More than half of UK businesses have no policy for the use of e-cigarettes in the workplace, according to research from PMI Health Group.
The study, which questioned 216 HR managers across large and medium sized UK firms, found that more than five in ten (58%) of companies have yet to introduce a policy on e-cigarette use.
The research also revealed that more than half (53%) of employers are unconcerned over staff 'vaping'.
"There is currently a lack of agreement among health professionals over the health risks of e-cigarettes and this makes it difficult for employers to take a firm stance on their use," said Mike Blake, a director at PMI Health Group.
"The failure to establish a clear policy can leave employees in a state of limbo which can lead to friction and disputes among workers."
More than three-quarters (79%) of those companies that have introduced e-cigarette policies prohibit their use in all enclosed working environments, in line with the cigarette smoking ban restrictions.
According to anti-tobacco charity Ash, the number of e-cigarette smokers in the UK has increased from 700,000 to two million over the past two years.
In line with advice from the British Medical Association, the BBC recently introduced a ban on the use of e-cigarettes in all of its buildings.
This followed a similar move by insurance giant Standard Life from banning employees from smoking e-cigarettes indoors.

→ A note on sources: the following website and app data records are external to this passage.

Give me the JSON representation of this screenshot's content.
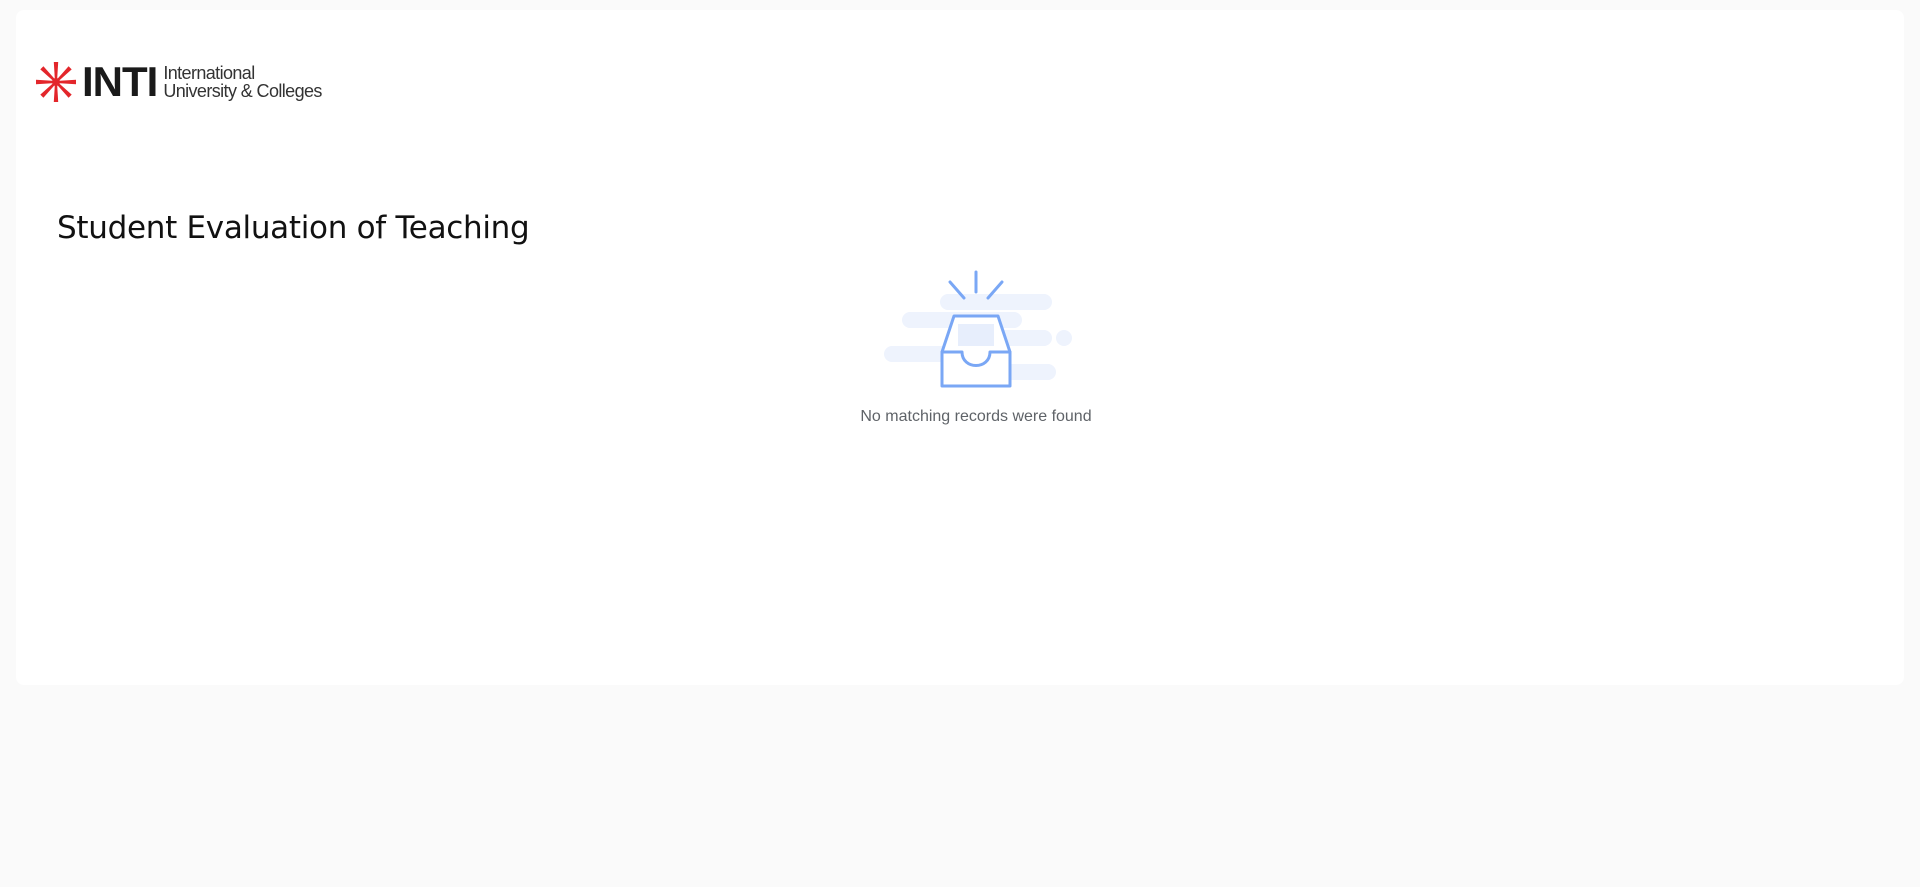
{
  "header": {
    "logo": {
      "wordmark": "INTI",
      "subtitle_line1": "International",
      "subtitle_line2": "University & Colleges",
      "brand_color": "#e3262b"
    }
  },
  "main": {
    "title": "Student Evaluation of Teaching",
    "empty_state": {
      "icon": "empty-inbox-icon",
      "message": "No matching records were found",
      "accent_color": "#7aa7f5"
    }
  }
}
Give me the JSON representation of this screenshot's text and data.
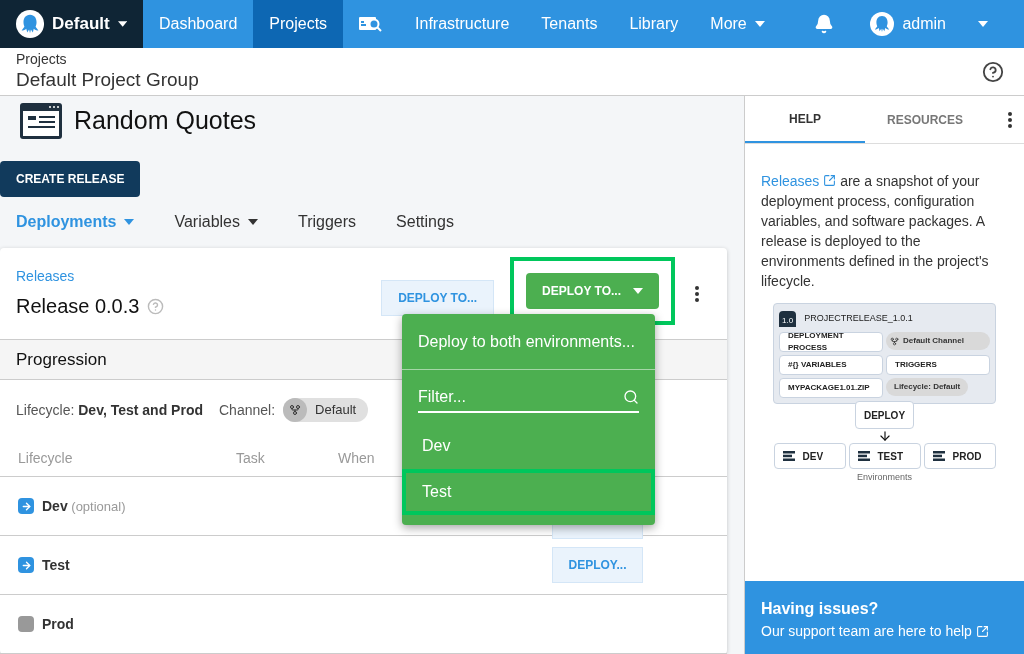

The World Health Organization is currently reviewing the existing evidence around e-cigarettes and is preparing a paper for submission to the meeting of the Parties of the WHO Framework Convention on Tobacco Control later in 2014.